By Scott Ross
John Frankenheimer’s best movie, a dazzling adaptation of Richard Condon’s dark satire on American geo-politics; the adaptation is by George Axelrod at his wittiest and most concise. Essentially, the narrative is a reiteration of the old trope that the extreme right and extreme left of the 1950s eventually meet in the middle. But the execution of the material, the expert manipulation before and behind the camera, the stunning hints of incest and the black-comedy send-up of Joe McCarthy make this perhaps the ne plus ultra of early 1960s American cinema.

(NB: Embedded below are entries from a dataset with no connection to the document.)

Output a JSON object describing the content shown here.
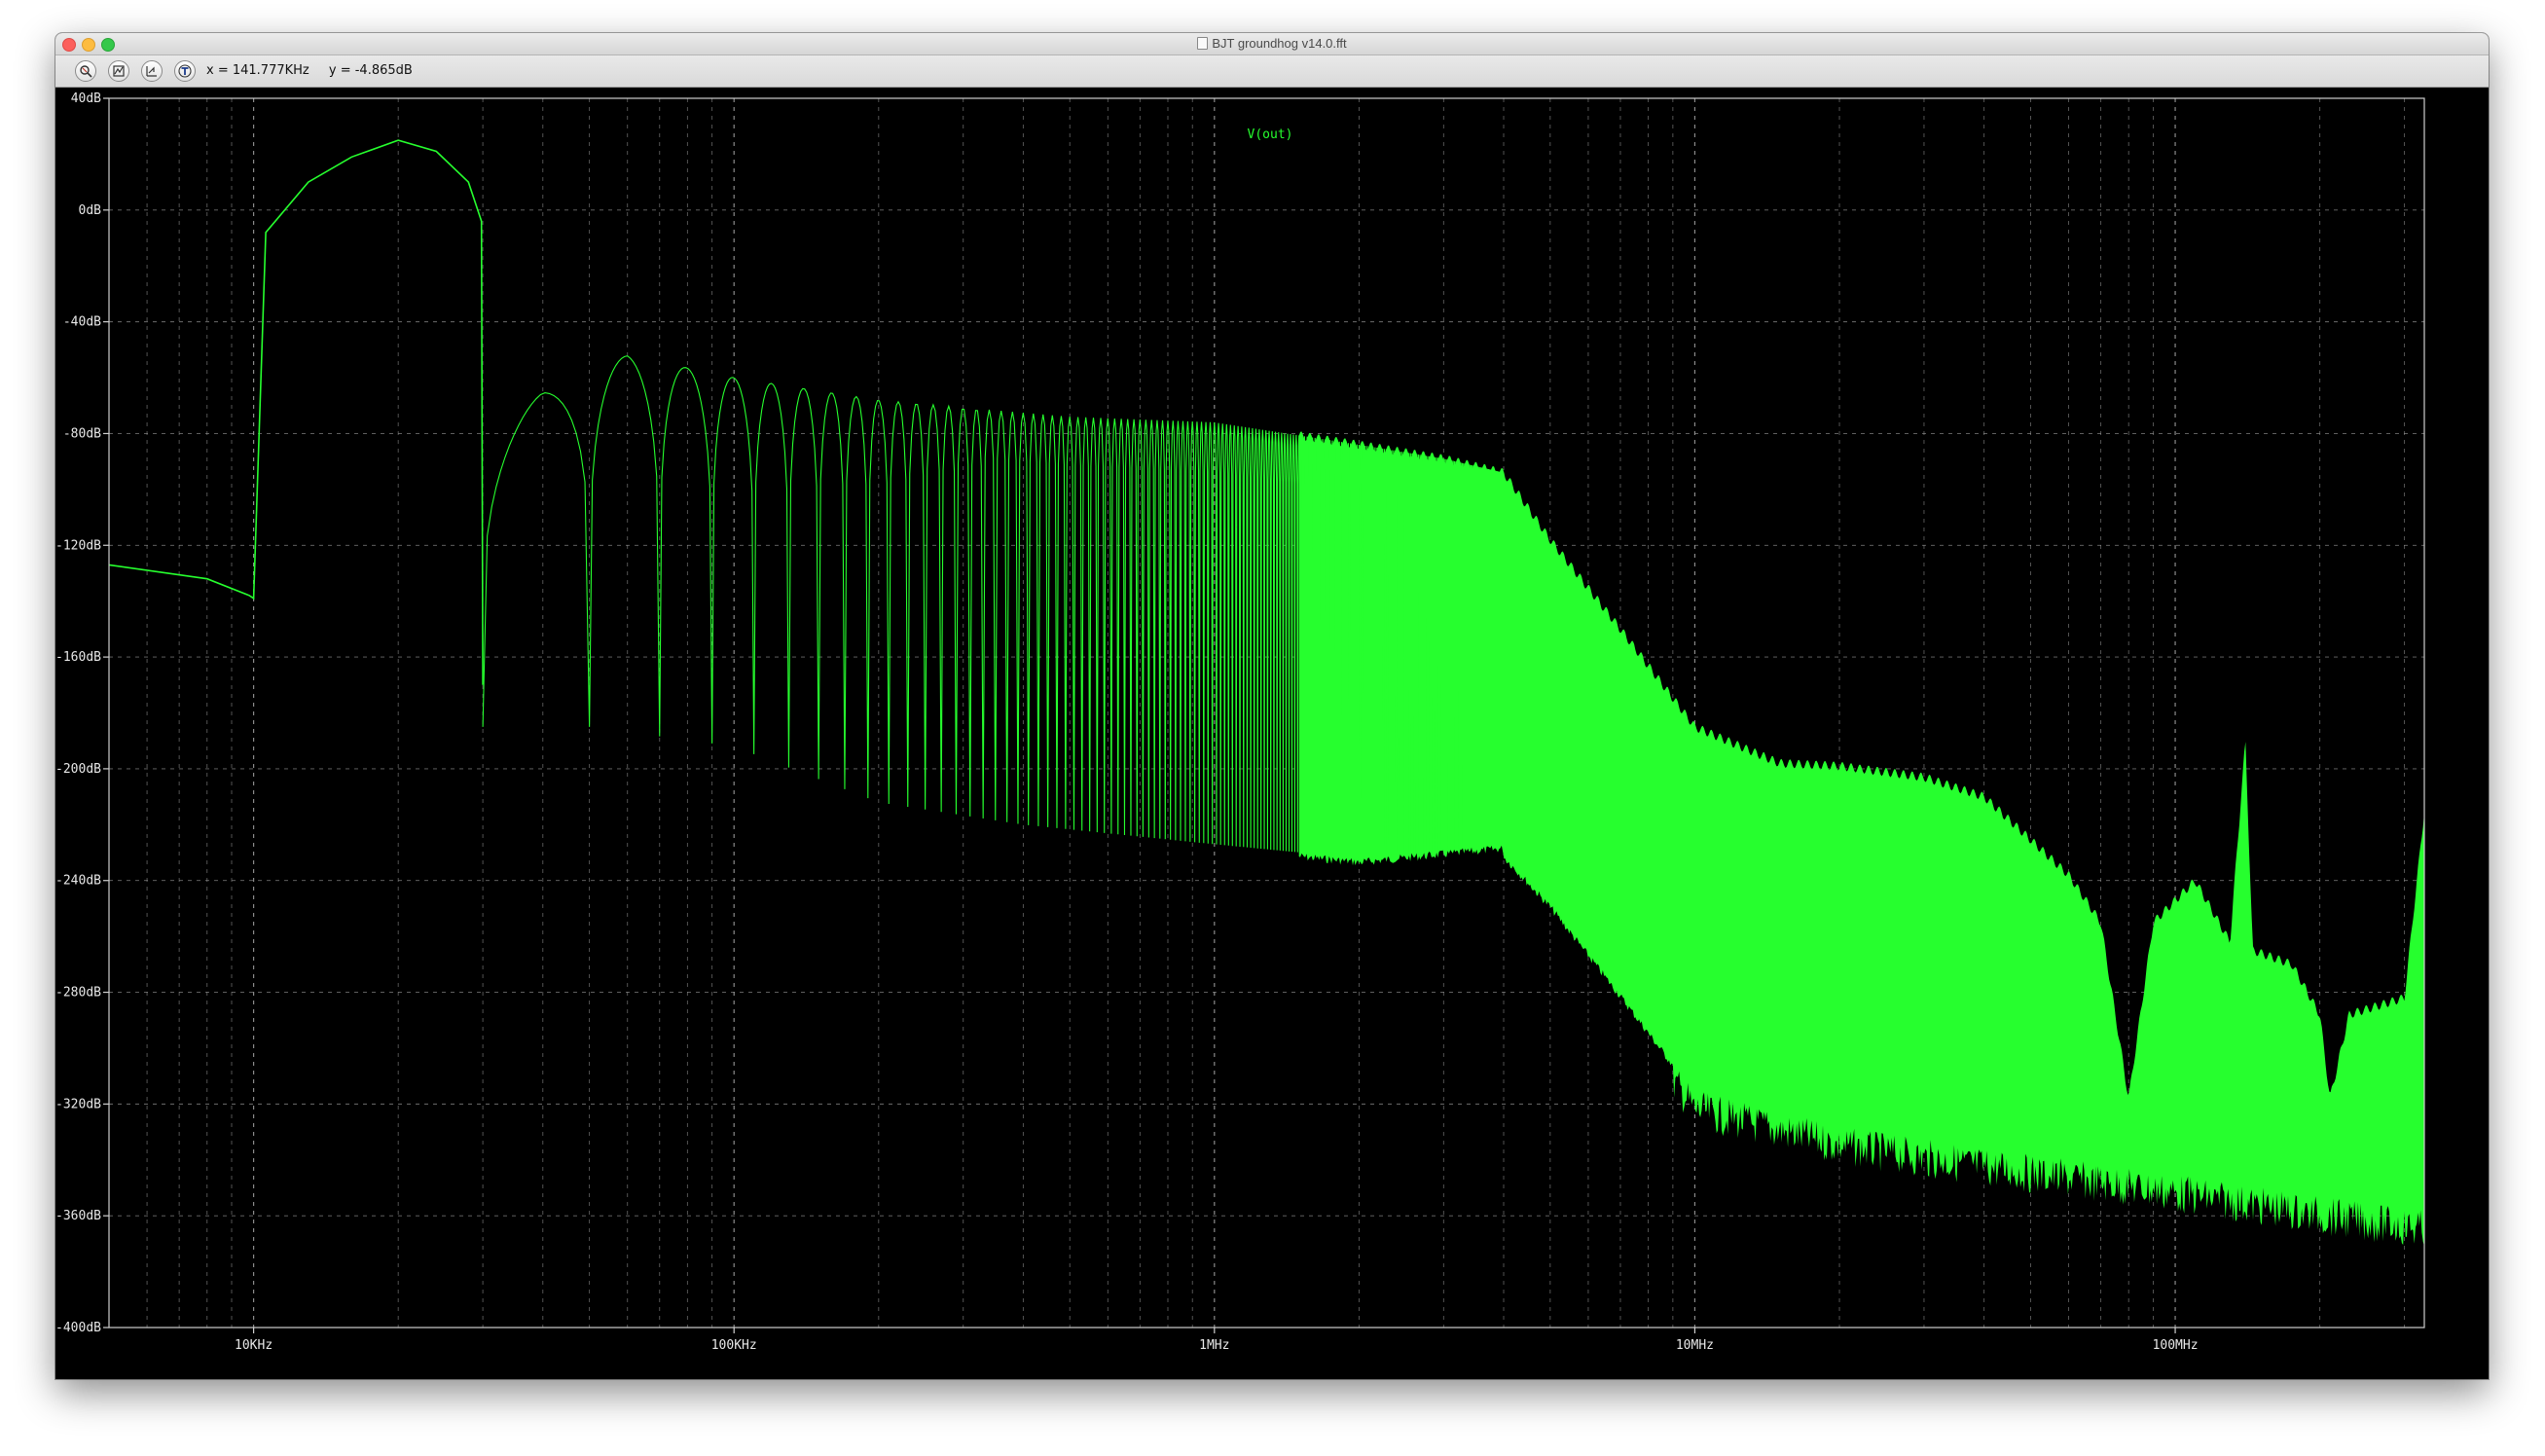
{
  "window": {
    "title": "BJT groundhog v14.0.fft"
  },
  "toolbar": {
    "buttons": [
      {
        "icon": "zoom-icon"
      },
      {
        "icon": "autoscale-icon"
      },
      {
        "icon": "undo-zoom-icon"
      },
      {
        "icon": "label-icon"
      }
    ],
    "cursor_x": "x = 141.777KHz",
    "cursor_y": "y = -4.865dB"
  },
  "colors": {
    "background": "#000000",
    "trace": "#26ff2e",
    "grid": "#9a9a9a",
    "axis_text": "#e8e8e8"
  },
  "chart_data": {
    "type": "line",
    "title": "V(out)",
    "x_scale": "log",
    "xlim": [
      5000,
      330000000
    ],
    "ylim": [
      -400,
      40
    ],
    "y_ticks": [
      40,
      0,
      -40,
      -80,
      -120,
      -160,
      -200,
      -240,
      -280,
      -320,
      -360,
      -400
    ],
    "y_tick_labels": [
      "40dB",
      "0dB",
      "-40dB",
      "-80dB",
      "-120dB",
      "-160dB",
      "-200dB",
      "-240dB",
      "-280dB",
      "-320dB",
      "-360dB",
      "-400dB"
    ],
    "x_ticks": [
      10000,
      100000,
      1000000,
      10000000,
      100000000
    ],
    "x_tick_labels": [
      "10KHz",
      "100KHz",
      "1MHz",
      "10MHz",
      "100MHz"
    ],
    "grid": true,
    "series": [
      {
        "name": "V(out)",
        "fundamental_band": [
          [
            5000,
            -127
          ],
          [
            8000,
            -132
          ],
          [
            9800,
            -138
          ],
          [
            10000,
            -139
          ],
          [
            10600,
            -8
          ],
          [
            13000,
            10
          ],
          [
            16000,
            19
          ],
          [
            20000,
            25
          ],
          [
            24000,
            21
          ],
          [
            28000,
            10
          ],
          [
            29800,
            -4
          ],
          [
            30000,
            -170
          ]
        ],
        "lobe_peak_envelope": [
          [
            30000,
            -88
          ],
          [
            40000,
            -65
          ],
          [
            60000,
            -52
          ],
          [
            100000,
            -60
          ],
          [
            200000,
            -68
          ],
          [
            500000,
            -74
          ],
          [
            1000000,
            -76
          ],
          [
            2000000,
            -84
          ],
          [
            3000000,
            -89
          ],
          [
            4000000,
            -94
          ]
        ],
        "lobe_floor_envelope": [
          [
            50000,
            -185
          ],
          [
            100000,
            -192
          ],
          [
            200000,
            -212
          ],
          [
            400000,
            -220
          ],
          [
            1000000,
            -227
          ],
          [
            2000000,
            -232
          ],
          [
            4000000,
            -227
          ]
        ],
        "fill_upper_envelope": [
          [
            4000000,
            -94
          ],
          [
            5000000,
            -118
          ],
          [
            7000000,
            -150
          ],
          [
            10000000,
            -185
          ],
          [
            15000000,
            -198
          ],
          [
            20000000,
            -199
          ],
          [
            30000000,
            -203
          ],
          [
            40000000,
            -210
          ],
          [
            60000000,
            -238
          ],
          [
            70000000,
            -255
          ],
          [
            80000000,
            -318
          ],
          [
            90000000,
            -255
          ],
          [
            110000000,
            -240
          ],
          [
            130000000,
            -262
          ],
          [
            140000000,
            -190
          ],
          [
            145000000,
            -265
          ],
          [
            175000000,
            -270
          ],
          [
            200000000,
            -288
          ],
          [
            210000000,
            -318
          ],
          [
            230000000,
            -288
          ],
          [
            300000000,
            -282
          ],
          [
            330000000,
            -215
          ]
        ],
        "fill_lower_envelope": [
          [
            4000000,
            -230
          ],
          [
            5000000,
            -248
          ],
          [
            7000000,
            -280
          ],
          [
            10000000,
            -315
          ],
          [
            20000000,
            -328
          ],
          [
            50000000,
            -338
          ],
          [
            100000000,
            -345
          ],
          [
            200000000,
            -353
          ],
          [
            330000000,
            -358
          ]
        ]
      }
    ]
  }
}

Frank Sinatra and Angela Lansbury have their finest roles, and Janet Leigh isn’t far behind. (Does she really meet Sinatra on that train by accident, or is she his control?) David Amram composed the effective score, which opens with one of the finest main title themes in any American movie. With Laurence Harvey, Henry Silva, James Gregory and John McGiver, dry as sherry, as that political oxymoron, a warm-hearted Republican moderate.
Text copyright 2013 by Scott Ross